Three years ago he was a quarterback wondering about his future who wanted to compete for a starting job. Now, after two franchise tags, Kirk Cousins will be looking to cash in in free agency and has become a case study. But while some view his situation as one that will change how teams do business, most see his situation as an aberration -- unless he receives a fully guaranteed three-year deal.
At the scouting combine, the former Washington Redskins quarterback -- who could become the game's highest paid player within a few days -- was a topic of discussion.
"I can tell you what I heard over and over again," an agent said at the combine, "is that this will go down in history as what not to do with your quarterback. The lesson learned here is people will be really worried about using the tag on quarterbacks going forward. How much better would they have been if they had offered just a little more money early in this process? Yeah, I've heard that from other teams. I think people will be really reluctant to do that going forward."
Since 2007, teams have tagged quarterbacks six times -- two were for Cousins. No quarterback had been tagged since 2012 when the Redskins did it to Cousins in '16.
One former executive said he thought Cousins' situation influenced Jimmy Garoppolo's deal with San Francisco. The 49ers ended up paying him the average of the tag numbers over a three-year period ($27.5 million).
Before Cousins, many players would not have dared to take this route. Agents will give teams a three-year average they'd want for their player, with a hidden threat of three one-year deals via the tag. But teams know most would not travel this path three straight years.
"Cousins went out and did it," the former executive said.
Lesson for agents
Another former executive said the lasting impact should be agents learning how to best maximize the value of a player. That would be a long-lasting one -- as it would be if Cousins signs a three-year deal fully guaranteed. That would alter the landscape. Cousins and his agent, Mike McCartney, parlayed his situation into $44 million in guaranteed income over the past two years. Some estimates have him getting nearly $90 million in guaranteed money once he signs with a new team.
His total guaranteed take over a three-year period will ultimately dwarf what the Redskins offered. Not everyone in the game thinks the Redskins made a mistake by not going that high, saying Cousins isn't enough of a game-changer to warrant that sort of deal.

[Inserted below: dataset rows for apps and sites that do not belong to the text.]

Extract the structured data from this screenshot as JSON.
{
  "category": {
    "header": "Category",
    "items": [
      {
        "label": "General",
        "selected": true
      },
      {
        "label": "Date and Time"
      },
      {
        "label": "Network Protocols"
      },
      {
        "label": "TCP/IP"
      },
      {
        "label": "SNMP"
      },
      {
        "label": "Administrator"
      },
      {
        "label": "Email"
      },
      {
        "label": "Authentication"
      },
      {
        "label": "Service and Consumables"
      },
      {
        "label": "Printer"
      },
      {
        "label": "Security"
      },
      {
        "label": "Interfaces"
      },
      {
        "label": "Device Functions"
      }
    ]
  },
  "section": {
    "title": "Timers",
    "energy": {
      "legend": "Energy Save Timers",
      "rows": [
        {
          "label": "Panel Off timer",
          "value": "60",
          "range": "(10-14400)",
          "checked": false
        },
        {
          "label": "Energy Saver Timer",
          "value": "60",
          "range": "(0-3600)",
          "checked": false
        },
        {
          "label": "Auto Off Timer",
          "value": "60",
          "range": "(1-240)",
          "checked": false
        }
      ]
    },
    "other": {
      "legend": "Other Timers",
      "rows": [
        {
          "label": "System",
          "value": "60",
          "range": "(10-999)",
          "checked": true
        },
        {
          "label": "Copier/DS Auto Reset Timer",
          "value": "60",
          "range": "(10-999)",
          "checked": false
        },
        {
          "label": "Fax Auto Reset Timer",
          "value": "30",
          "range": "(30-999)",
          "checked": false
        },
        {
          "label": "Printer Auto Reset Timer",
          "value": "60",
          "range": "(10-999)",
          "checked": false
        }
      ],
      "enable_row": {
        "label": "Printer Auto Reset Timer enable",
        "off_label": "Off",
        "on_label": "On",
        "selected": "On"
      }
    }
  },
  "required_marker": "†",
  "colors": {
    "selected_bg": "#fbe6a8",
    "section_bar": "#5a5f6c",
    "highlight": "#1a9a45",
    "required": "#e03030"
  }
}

Still, in 2016 Cousins' side proposed a three-year deal for $19 million per year with all of it guaranteed. It led to an impasse and, ultimately, the franchise tag. And once the tag became involved, a long-term deal became unlikely.
"It's a benefit to the players now to use the tag as leverage," another agent said. "Maybe teams will make more of an effort to get the quarterback done two years earlier, but I feel teams were making a big effort before [Cousins]. This is an exceptional case. Once the Ravens let Joe Flacco get to the end there and then he became the highest paid player ... it seems teams look at that and want to avoid that at all costs. It's interesting this one got to where it did."
The Redskins weren't about to extend Cousins a year before his contract was up. It's hard to imagine Cousins wanting to do so, either. At the end of the 2014 season -- with one year left on his rookie deal -- Cousins was a backup who made it clear he just wanted to compete for the starting job. Otherwise, he'd ask to be traded. With Robert Griffin III still under contract, and with the team about to pick up his fifth-year option that offseason, a long-term deal was unlikely. Also, Mike Shanahan, who drafted him and remains one of Cousins' biggest supporters, had been fired the previous offseason.
After the Redskins named Cousins the starter in August of 2015, then-general manager Scot McCloughan told team officials they should extend him. But with Cousins still unproven -- and with some wondering if Griffin would somehow reclaim the job, the Redskins weren't ready to do business. The offer likely wouldn't have been high -- maybe $8 to $10 million per year -- so it's hard to say that would have gotten it done. By the time there was a desire on the Redskins' part that December, it was too late, and Cousins was eyeing free agency or the franchise tag.
The lasting impact of Cousins' situation won't be known for a while. For teams, if he receives a contract worth $30 million per year, can a team still build around him or sustain what it has? Several executives and coaches said unless a quarterback is among the top two or three in the game, it's hard to justify going that high. That wasn't unanimous, though, as another coach said it was worth it just to lock in a good player at the game's most important position. For agents, the three-year guaranteed deal would be a game-changer.
The Redskins clearly believe it was too much, which is why they traded for Alex Smith and his $17 million cap hit this season and didn't tag Cousins a third year at $34.5 million. Some in the organization believe they should have tried to trade Cousins last offseason rather than tag him a second time, which led to another year of questions about his desire to be here long-term.
Still, from a business perspective, Cousins will financially benefit greatly by his maneuvering. What it means for others remains to be seen.
"It's more of an aberration. As the numbers get higher and higher for quarterbacks, the tag gets higher and higher," another agent said. "That's the bigger issue than anything. It's not really the Cousins situation. To play off the tag for two years to lock in that money and have it go like that ... that's the ultimate strategy."